That is not my faith. That is not my Bible. That is not my God.
Because of a combination of these problems and many personal hurts and wrongs from the Church, I have not had my butt in a pew in a very long time. For a while it felt fine because Hubby and I had a regular Bible Study with friends that kept us connected to God and allowed for questioning, conversation, and learning that is impossible to fully achieve on one’s own. As all good things do, though, this too fell apart and left me on my own to maintain my relationship with God and continue to learn what I could. You can guess how successful that was.
So, now, looking at the season of Lent that is before us I wonder what I can do to bring myself close to God again.
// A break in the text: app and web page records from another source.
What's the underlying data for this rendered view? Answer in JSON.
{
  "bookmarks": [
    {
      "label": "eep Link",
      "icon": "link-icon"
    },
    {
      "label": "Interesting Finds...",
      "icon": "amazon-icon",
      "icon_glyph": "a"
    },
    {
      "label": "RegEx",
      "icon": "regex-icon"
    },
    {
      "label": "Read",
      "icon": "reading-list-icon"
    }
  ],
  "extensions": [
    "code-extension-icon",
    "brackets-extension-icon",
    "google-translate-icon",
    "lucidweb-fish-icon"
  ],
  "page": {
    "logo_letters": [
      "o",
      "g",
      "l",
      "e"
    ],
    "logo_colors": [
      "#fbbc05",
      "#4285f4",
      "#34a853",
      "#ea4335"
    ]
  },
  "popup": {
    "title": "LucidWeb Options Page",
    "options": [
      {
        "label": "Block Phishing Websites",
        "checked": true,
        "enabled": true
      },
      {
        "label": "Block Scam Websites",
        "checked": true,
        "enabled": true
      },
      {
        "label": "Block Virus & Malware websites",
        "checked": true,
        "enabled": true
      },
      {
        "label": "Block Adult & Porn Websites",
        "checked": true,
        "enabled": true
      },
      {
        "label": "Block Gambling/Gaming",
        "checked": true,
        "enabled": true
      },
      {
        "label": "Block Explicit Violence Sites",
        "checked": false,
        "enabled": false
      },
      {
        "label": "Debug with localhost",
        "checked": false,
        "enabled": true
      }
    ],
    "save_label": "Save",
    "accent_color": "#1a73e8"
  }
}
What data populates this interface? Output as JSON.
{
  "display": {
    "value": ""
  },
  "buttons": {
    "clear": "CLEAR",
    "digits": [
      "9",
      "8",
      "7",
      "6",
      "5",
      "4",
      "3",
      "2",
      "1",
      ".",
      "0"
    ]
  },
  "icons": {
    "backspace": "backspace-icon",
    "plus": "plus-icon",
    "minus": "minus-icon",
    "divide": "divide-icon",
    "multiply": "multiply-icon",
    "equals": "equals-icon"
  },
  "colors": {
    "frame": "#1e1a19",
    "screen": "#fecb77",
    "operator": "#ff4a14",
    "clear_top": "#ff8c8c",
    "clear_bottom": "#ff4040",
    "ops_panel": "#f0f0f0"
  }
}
How do I cultivate my faith with no leader and no others with a commitment to study or pray or learn other than myself?
I don’t know.
I do have an idea, though, that I hope will be a good place to start. I found this book, 40 Days and 40 Nights by Ilene Segalove, that is intended as a journal guiding the reader on taking time out of each day (for 40 days) to focus on self-discovery. It’s set up in such a way that you choose your own intent – love, relationships, career, religion, etc – before starting and let that focus area color your responses to each journal prompt.
So, this is where I begin. Starting next week until Easter, I will not be giving up things so much as adding to them. I will follow the daily journal prompts and try to open my mind to God’s plan for me. Perhaps by the end of it all, I will have either built such a routine that I am able to study on my own, or I will find others to study and share encouragement with.